In an interview on July 14, Macron announced a stimulus package of at least 100 billion euros. Half that sum will go to reducing company tax and the rest to various subsidies and social contribution exemptions. Hospitals will receive a paltry six billion. In other words, the stimulus package will be another jackpot for major companies. And the state’s going to give the bill to the taxpayers, that is to say to the workers.
It’s the height of summer and major capitalist companies are still getting rid of their workers. Airbus, Vivarte, Nokia, Renault, Air France and its subsidiary Hop! are cutting thousands of jobs. Mercedes-Benz, one of the richest groups in the world, wants to close its Smart manufacturing plant in the east of France. The state is allowing companies like Renault to close down plants, all the while hand-feeding them public money! Even Sanofi, whose medication sales have soared during the pandemic, is cutting jobs. There are currently 200 restructuring plans in France.
Big companies are consolidating their profits and even increasing them. They’re continuing to pay out the record profits they made last year and they couldn’t care less about Macron’s calls for them to exercise restraint. Stock market prices are on their way up again.
The working class, however, is hard hit by the crisis: temporary and short-term contract workers have been fired, there are hundreds of thousands more unemployed, tenants have been evicted, families are driven to rely on food aid, youngsters finishing up school or leaving the school system have no prospects...

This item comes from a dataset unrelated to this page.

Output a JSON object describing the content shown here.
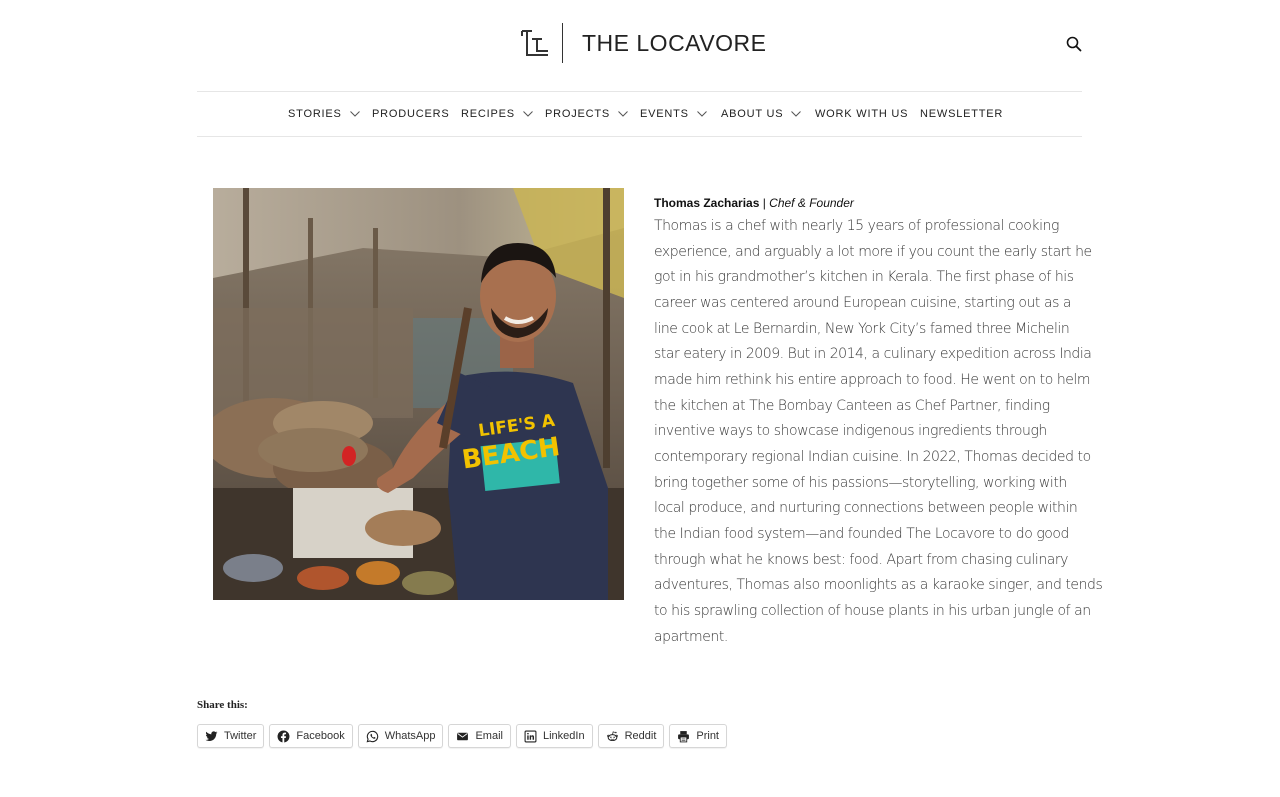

The government has its economic recovery plan and the European Union is currently looking for one. he workers’ primary interest in the current situation is to start fighting again. The government postponed its pension reform because of the strikes and demonstrations last December and January. It wants to avoid sparking off more protest. The message is clear: if we don’t want to be hit hard, we need to make them fear us!
The government has its plan of action and the workers’ must have their own. It’s unacceptable for workers to lose their jobs and for youngsters just starting out to be unemployed while others are worn out by work. To deal with the drastic rise in unemployment, work must be shared out, with no loss of wages. Where will the money come from? The top 40 companies on the French stock market alone made 80 billion euros in profit last year: that money should be used to keep and create the jobs that are needed!
The only solution that the government has found is to help companies. But major companies aren’t creating jobs, they’re cutting them and it’s unacceptable that they should receive public funding. Hospitals have just come through an unprecedented crisis, retirement homes don’t have the human or practical resources they need, nor do schools or universities, and there isn’t enough public transport. Public finances must be used for public services that are useful to the population. If any “stimulus package” is needed, it should go to that!
Public finances must also be used by the state to directly build affordable housing for all and to improve insulation in homes and make them more energy-efficient.
None of this can be achieved without a fight. There’s only one language that the big bosses and the government understand: that of power struggle. And you don’t find it in ministerial offices during so-called “social dialog” meetings. You find it in class struggles. Several workers’ union leaders were very happy after their meeting with Prime Minister Castex last week. But nothing can be expected from this kind of meeting. The only thing we can expect from Castex is a beating. He’s a right-wing, high-ranking civil servant who’s been put where he is to implement Macron’s policies, policies that benefit the capitalists.
The economic crisis is absolutely not the workers’ fault. If they don’t want to pay for it, they have to get ready to defend their interests with massive and determined fights. Let’s use the summer break to get ready, it’s the only valid prospect for when we go back to work.